On the outside, Quinton Caver of Arkansas enjoyed a solid workout overall, running in the 4.7s. ... But the real talk centered around the showing turned in by Syracuse's Morlon Greenwood. He ran in the 4.6s, showed exceptional athletic ability and reportedly caught the ball like a wide receiver. Even though he showed a bit too much finesse at times with the Orangemen, I wouldn't be at all surprised if Greenwood was taken off the board in Round 2 or 3. ... Another outside linebacker who posted an eye-catching 40 was North Carolina's Sedrick Hodge. He ran a sub 4.5, figuring as a second-round possibility. ... Clemson junior Keith Adams reportedly struggled some during the workout, while his computer numbers were far from the prototype NFL linebacker. At just 5-foot-10 and 219 pounds, Adams posted a 40 time of 4.8. ... At middle linebacker, Georgia's Kendrell Bell ran well, as expected, posting a 40 time of 4.65. ... Even though he was tremendously productive over the last three years, Vanderbilt junior Jamie Winborn may have some ground to make up. He checked in at just 5-foot-11 and 229 pounds.

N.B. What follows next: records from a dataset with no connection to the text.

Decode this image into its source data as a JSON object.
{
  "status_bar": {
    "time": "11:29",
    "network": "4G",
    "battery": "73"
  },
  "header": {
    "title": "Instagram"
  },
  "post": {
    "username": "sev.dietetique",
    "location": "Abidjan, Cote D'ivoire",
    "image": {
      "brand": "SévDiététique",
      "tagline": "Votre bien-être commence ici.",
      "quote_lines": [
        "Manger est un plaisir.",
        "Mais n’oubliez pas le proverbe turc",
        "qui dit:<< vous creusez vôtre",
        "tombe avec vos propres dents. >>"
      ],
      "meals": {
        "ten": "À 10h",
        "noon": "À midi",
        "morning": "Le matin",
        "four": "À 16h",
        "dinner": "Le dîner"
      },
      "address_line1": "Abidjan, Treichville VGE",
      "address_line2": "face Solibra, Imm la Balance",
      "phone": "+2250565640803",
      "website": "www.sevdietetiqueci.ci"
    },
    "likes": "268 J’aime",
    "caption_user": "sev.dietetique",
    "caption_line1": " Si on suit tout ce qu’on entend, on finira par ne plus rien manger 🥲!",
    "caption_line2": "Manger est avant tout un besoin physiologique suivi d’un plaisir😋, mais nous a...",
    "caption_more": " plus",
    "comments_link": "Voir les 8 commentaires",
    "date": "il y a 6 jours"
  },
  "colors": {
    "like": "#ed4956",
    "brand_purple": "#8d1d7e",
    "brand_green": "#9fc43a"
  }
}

The top two cornerbacks, Fred Smoot of Mississippi State and Ken Lucas of Mississippi, will look to solidify first-round positions during individual testing. ... One cover man who opted to take maximum advantage of the combine was Will Allen of Syracuse. He ran in the 4.4s and enjoyed a fine workout. Look for Allen's name to be called possibly in the late first round. ... Tennessee State's Ligarius Jennings performed like an early rounder with the pads on, but his less-than-spectacular time in the 40 (high 4.5s to about 4.6) may push the Division I-AA standout into the fourth- or fifth-round area. ... Baylor's Gary Baxter, who could be viewed as either a cornerback or safety depending upon the defensive structure, ran in the low 4.5s and could still end up in the second or third round if things fall right. ... At safety, the eye-catching workout was turned in by Kansas State's Jarrod Cooper. After checking in at 222 pounds, Cooper ran a superlative 4.35. While he performed like a late-rounder in certain games this past season, a blistering 40 like this will force NFL teams to go back to the drawing board and reevaluate where Cooper should project. ... Another safety who looked outstanding in Indy was N.C. State's Adrian Wilson. At 6-foot-2¼ and 213 pounds, the physically imposing free safety prospect posted a 40 time of 4.55, possibly elevating the talented junior into the second-round area.